Her current research focuses on broader social pieces of the fire management system including how stakeholders conceive of becoming a fire adapted community and barriers to increased use of fire as a management tool, both prescribed fire and managing wildfires for resource benefits. She has also begun work with a colleague to assess how social media can provide insight into various aspects of fire management, including whether tweets related to wildfire smoke can serve as reasonable proxy for air quality and how media portrayal of fire management varies overtime and between coutnires (US, Canada and Australia).
Madsen, Rachel S.; Haynes, Hylton J. G.; McCaffrey, Sarah M. 2018. Wildfire risk reduction in the United States: Leadership staff perceptions of local fire department roles and responsibilities. International Journal of Disaster Risk Reduction. 27: 451-458.
Sachdeva, Sonja; McCaffrey, Sarah. 2018. Using social media to predict air pollution during California wildfires. In: Proceedings of the international conference on social media and society; 2018 July 18-20; Copenhagen, Denmark. SM Society. 5 p. https://doi.org/10.1145/3217804.3217946.

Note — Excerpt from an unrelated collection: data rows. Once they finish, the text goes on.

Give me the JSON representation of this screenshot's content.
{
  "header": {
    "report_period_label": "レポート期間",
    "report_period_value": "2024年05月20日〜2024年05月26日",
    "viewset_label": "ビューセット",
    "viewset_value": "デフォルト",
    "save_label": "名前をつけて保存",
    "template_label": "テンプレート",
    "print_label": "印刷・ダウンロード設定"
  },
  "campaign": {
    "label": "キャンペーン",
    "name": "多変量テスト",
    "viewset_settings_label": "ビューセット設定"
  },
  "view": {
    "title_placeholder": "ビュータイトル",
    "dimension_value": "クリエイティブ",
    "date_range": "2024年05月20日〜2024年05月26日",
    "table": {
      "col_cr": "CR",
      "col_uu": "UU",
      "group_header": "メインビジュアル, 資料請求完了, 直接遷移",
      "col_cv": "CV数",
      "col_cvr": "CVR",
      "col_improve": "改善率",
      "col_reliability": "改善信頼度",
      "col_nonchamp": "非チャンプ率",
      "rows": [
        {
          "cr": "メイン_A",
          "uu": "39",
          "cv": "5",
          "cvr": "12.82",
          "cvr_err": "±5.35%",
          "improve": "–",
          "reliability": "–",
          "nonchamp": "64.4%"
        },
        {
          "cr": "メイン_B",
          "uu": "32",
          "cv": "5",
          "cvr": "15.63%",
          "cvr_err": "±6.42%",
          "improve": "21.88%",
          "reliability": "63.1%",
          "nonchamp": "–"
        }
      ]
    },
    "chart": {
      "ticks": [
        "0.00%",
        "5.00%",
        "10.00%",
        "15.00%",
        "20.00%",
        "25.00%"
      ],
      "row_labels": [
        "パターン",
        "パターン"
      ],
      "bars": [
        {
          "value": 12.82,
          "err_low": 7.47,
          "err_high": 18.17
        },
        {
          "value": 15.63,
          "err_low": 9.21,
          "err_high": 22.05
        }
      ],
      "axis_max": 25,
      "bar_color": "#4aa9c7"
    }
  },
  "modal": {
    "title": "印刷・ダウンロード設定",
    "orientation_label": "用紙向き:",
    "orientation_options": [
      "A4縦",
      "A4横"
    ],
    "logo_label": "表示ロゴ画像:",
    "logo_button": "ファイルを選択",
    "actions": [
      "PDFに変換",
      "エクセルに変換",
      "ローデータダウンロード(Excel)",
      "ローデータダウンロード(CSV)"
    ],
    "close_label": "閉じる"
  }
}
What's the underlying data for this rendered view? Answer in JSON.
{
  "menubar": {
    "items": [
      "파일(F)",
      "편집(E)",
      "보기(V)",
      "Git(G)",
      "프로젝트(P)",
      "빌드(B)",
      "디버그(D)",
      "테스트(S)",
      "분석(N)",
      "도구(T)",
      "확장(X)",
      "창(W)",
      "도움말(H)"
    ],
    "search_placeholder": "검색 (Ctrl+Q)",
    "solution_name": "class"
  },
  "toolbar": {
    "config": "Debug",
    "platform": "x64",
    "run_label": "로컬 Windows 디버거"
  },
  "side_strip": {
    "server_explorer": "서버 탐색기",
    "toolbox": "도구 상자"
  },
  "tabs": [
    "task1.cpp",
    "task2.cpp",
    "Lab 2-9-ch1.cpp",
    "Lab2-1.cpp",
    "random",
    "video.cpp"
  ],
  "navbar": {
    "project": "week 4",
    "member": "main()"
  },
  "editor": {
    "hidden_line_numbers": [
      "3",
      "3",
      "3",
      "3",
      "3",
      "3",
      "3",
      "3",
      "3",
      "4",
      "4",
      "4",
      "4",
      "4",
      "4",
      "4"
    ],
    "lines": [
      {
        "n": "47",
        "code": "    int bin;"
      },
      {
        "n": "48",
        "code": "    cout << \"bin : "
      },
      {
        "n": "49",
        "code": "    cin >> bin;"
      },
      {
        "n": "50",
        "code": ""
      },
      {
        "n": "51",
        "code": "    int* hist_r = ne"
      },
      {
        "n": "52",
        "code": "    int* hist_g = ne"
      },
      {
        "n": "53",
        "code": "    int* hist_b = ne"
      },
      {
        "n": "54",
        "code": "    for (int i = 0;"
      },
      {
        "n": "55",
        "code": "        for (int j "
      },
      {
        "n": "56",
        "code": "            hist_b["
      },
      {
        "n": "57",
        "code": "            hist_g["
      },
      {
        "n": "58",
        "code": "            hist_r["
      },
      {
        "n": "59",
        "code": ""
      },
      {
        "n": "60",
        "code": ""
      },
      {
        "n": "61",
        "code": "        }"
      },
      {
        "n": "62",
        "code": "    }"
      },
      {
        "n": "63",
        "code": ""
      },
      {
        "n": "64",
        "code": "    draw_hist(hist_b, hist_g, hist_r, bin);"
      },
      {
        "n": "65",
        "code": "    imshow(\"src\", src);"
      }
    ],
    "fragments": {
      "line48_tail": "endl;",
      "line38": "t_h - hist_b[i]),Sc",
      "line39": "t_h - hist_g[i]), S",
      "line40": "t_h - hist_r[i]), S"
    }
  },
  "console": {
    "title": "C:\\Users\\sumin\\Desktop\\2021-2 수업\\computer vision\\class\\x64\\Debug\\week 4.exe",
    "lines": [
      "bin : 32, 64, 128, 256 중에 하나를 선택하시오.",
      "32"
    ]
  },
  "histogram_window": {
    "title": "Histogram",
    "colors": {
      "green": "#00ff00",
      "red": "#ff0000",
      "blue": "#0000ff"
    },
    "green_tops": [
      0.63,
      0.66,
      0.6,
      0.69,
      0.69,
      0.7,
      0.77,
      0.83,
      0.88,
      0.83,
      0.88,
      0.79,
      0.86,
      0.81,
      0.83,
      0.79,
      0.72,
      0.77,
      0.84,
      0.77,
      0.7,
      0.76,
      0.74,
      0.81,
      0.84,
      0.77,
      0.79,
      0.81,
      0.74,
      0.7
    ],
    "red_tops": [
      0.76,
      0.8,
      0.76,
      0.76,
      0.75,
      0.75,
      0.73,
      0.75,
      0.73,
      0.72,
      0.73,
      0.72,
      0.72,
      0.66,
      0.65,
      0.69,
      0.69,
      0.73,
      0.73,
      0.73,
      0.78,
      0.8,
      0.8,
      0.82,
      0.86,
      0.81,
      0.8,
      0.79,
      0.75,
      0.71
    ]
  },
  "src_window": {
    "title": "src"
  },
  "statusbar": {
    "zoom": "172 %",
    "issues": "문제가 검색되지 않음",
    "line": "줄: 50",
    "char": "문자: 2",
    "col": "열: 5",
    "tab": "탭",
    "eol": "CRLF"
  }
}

Dr. McCaffrey's research focuses on understanding a wide range of the social aspects of fire management. A particular emphasis of her research is working with managers to: 1) identify areas where existing research could provide insight as well as where more research is needed, and 2) synthesizing and communicating relevant research findings.
Past research has included projects examining wildfire risk perception, incentives for creation and maintenance of defensible space, social acceptability of prescribed fire and thinning, and characteristics of effective communication efforts. She hasalso initiated work examining social issues that occur during and after fires including evacuation decision making, agency-community interaction during fires, and long-term health impacts of experiencing a fire. This has included work interviewing emergency responders and residents after wildfires in the U.S. as well as work in Australia where I assisted the Bushfire Cooperative Research Centre with their post-fire data collection following the February 7th 2009 bushfires. Her PhD research examined homeowner beliefs and actions in relation to defensible space and fuels management in Incline Village, Nevada.
McCaffrey, Sarah; Wilson, Robyn; Konar, Avishek. 2017. Should I stay or should I go now? Or should I wait and see? Influences on wildfire evacuation decisions. Risk Analysis. doi: 10.1111/risa.12944.
McCaffrey, Sarah M.; Olsen, Christine S. 2012. Research perspectives on the public and fire management: a synthesis of current social science on eight essential questions. Gen. Tech. Rep. NRS-104. Newtown Square, PA: U.S. Department of Agriculture, Forest Service, Northern Research Station. 40 p.
McCaffrey, Sarah; Stidham, Melanie; Toman, Eric; Shindler, Bruce. 2011. Outreach programs, peer pressure, and common sense: What motivates homeowners to mitigate wildfire risk. Environmental Management. 48(3): 475-488.
Social dynamics are a critical part of fire management. No matter how ecologically and technically sound and well planned a management activity, its ultimate effectiveness will be highly dependant on social factors related to the effort including acceptance of the activity and its potential effect on a range of social values. As the societal impacts of wildfires grow, the active involvement of all stakeholders in fire management will be central to successful efforts to reduce the risk. Understanding relevant beliefs and expectations, of the landscape and of land management agencies, will be crucial information for managers in developing effective plans to mitigate the fire risk . In addition, understanding how internal organizational factors interact with the external social factors will be critical to improving outcomes. Dr. McCaffrey's research helps clarify the reality behind much of the conventional wisdom about social dynamics in relation to fire and fuels management and what shapes those beliefs and actions: a clear and accurate conception of social dynamics can help ensure that management efforts are targeted on activities more likely to improve future outcomes.